V’Ger struggles to communicate with “the carbon units”. Its reactions to this failure of communication seem extreme. How do you handle communication failures? What can you do to be clearer with other people? How often do you think arguments start simply due to misunderstandings?

Kirk and Decker, despite their disagreements, are committed to working together to resolve the crisis. How can you work with others who you dislike or don’t agree with? How did Kirk and Decker resolve their problems?

Home Video

Related home video titles:

Star Wars: A New Hope opened a new era in space movies and jaw-dropping special effects when it opened in 1977.

Alien can’t be beat for spine-tingling space drama/horror.

Close Encounters of the Third Kind, also from the golden era of space movies, brings alien contact down to earth. Arrival provides a 21st century perspective on communicating with alien visitors to planet Earth.

2001: A Space Odyssey is a seminal science fiction movie about space travel – and a warning about powerful computers.
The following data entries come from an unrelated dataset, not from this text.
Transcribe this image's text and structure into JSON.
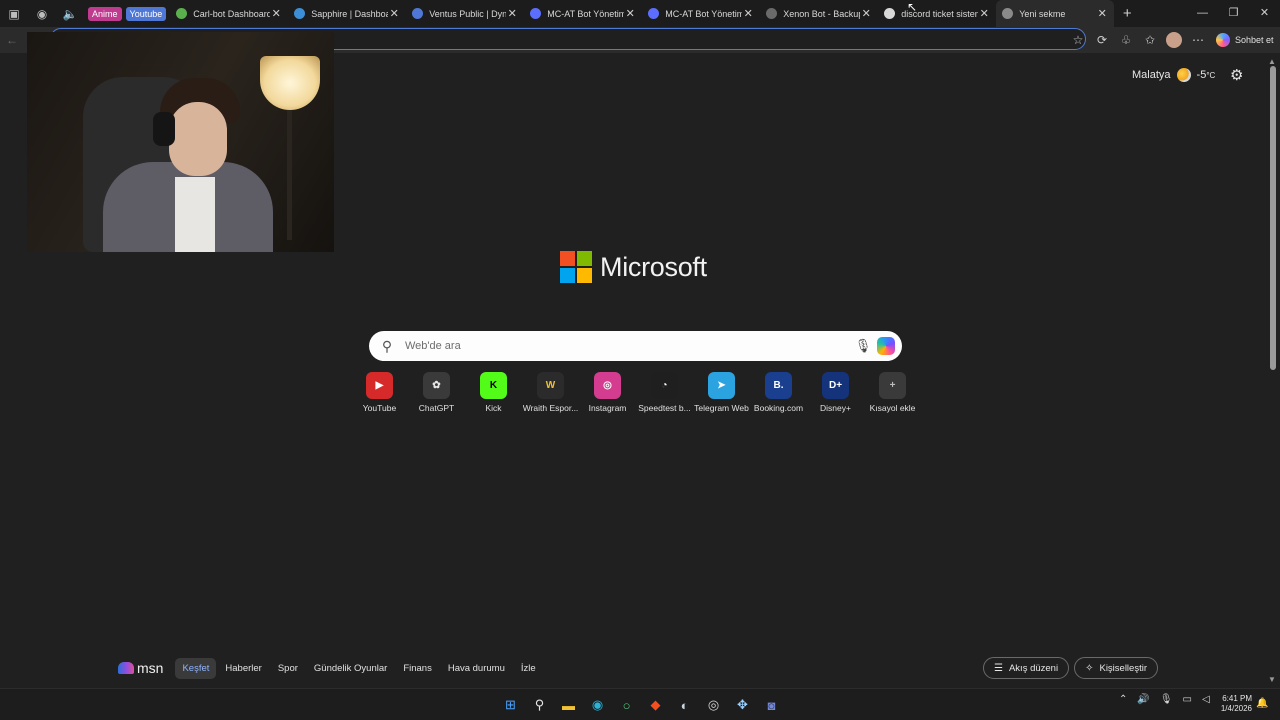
{
  "browser": {
    "tab_groups": [
      {
        "label": "Anime",
        "color": "#c03b8f"
      },
      {
        "label": "Youtube",
        "color": "#4f78d6"
      }
    ],
    "tabs": [
      {
        "title": "Carl-bot Dashboard",
        "fav": "#5ab04c"
      },
      {
        "title": "Sapphire | Dashboard",
        "fav": "#3b8fd6"
      },
      {
        "title": "Ventus Public | Dyno",
        "fav": "#4f78d6"
      },
      {
        "title": "MC-AT Bot Yönetim Pa",
        "fav": "#5b6eff"
      },
      {
        "title": "MC-AT Bot Yönetim Pa",
        "fav": "#5b6eff"
      },
      {
        "title": "Xenon Bot - Backups a",
        "fav": "#6a6a6a"
      },
      {
        "title": "discord ticket sistemi n",
        "fav": "#d8d8d8"
      },
      {
        "title": "Yeni sekme",
        "fav": "#8a8a8a",
        "active": true
      }
    ],
    "chat_button": "Sohbet et"
  },
  "weather": {
    "city": "Malatya",
    "temp": "-5",
    "unit": "°C"
  },
  "logo": {
    "text": "Microsoft"
  },
  "search": {
    "placeholder": "Web'de ara"
  },
  "shortcuts": [
    {
      "label": "YouTube",
      "glyph": "▶",
      "bg": "#d62a2a",
      "fg": "#ffffff"
    },
    {
      "label": "ChatGPT",
      "glyph": "✿",
      "bg": "#3a3a3a",
      "fg": "#e6e6e6"
    },
    {
      "label": "Kick",
      "glyph": "K",
      "bg": "#53fc18",
      "fg": "#000000"
    },
    {
      "label": "Wraith Espor...",
      "glyph": "W",
      "bg": "#2b2b2b",
      "fg": "#f2c232"
    },
    {
      "label": "Instagram",
      "glyph": "◎",
      "bg": "#d43c8f",
      "fg": "#ffffff"
    },
    {
      "label": "Speedtest b...",
      "glyph": "◔",
      "bg": "#1f1f1f",
      "fg": "#ffffff"
    },
    {
      "label": "Telegram Web",
      "glyph": "➤",
      "bg": "#2aa3e0",
      "fg": "#ffffff"
    },
    {
      "label": "Booking.com",
      "glyph": "B.",
      "bg": "#1a3f8f",
      "fg": "#ffffff"
    },
    {
      "label": "Disney+",
      "glyph": "D+",
      "bg": "#14337a",
      "fg": "#ffffff"
    },
    {
      "label": "Kısayol ekle",
      "glyph": "+",
      "bg": "#3a3a3a",
      "fg": "#bdbdbd"
    }
  ],
  "msn": {
    "logo": "msn",
    "nav": [
      "Keşfet",
      "Haberler",
      "Spor",
      "Gündelik Oyunlar",
      "Finans",
      "Hava durumu",
      "İzle"
    ],
    "feed_layout": "Akış düzeni",
    "personalize": "Kişiselleştir"
  },
  "taskbar": {
    "apps": [
      {
        "icon": "windows-start",
        "glyph": "⊞",
        "color": "#4aa3ff"
      },
      {
        "icon": "search",
        "glyph": "⚲",
        "color": "#e6e6e6"
      },
      {
        "icon": "file-explorer",
        "glyph": "▬",
        "color": "#f2c232"
      },
      {
        "icon": "edge",
        "glyph": "◉",
        "color": "#2bb3d6"
      },
      {
        "icon": "obs-or-app",
        "glyph": "○",
        "color": "#4fd07a"
      },
      {
        "icon": "brave",
        "glyph": "◆",
        "color": "#f25022"
      },
      {
        "icon": "steam",
        "glyph": "◐",
        "color": "#c7d5e0"
      },
      {
        "icon": "app-with-badge",
        "glyph": "◎",
        "color": "#d8d8d8"
      },
      {
        "icon": "app",
        "glyph": "✥",
        "color": "#9ad0ff"
      },
      {
        "icon": "discord",
        "glyph": "◙",
        "color": "#7289da"
      }
    ],
    "time": "6:41 PM",
    "date": "1/4/2026"
  }
}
Interstellartells a time-bending story about an astronaut who travels through space to save the Earth which is experiencing environmental collapse.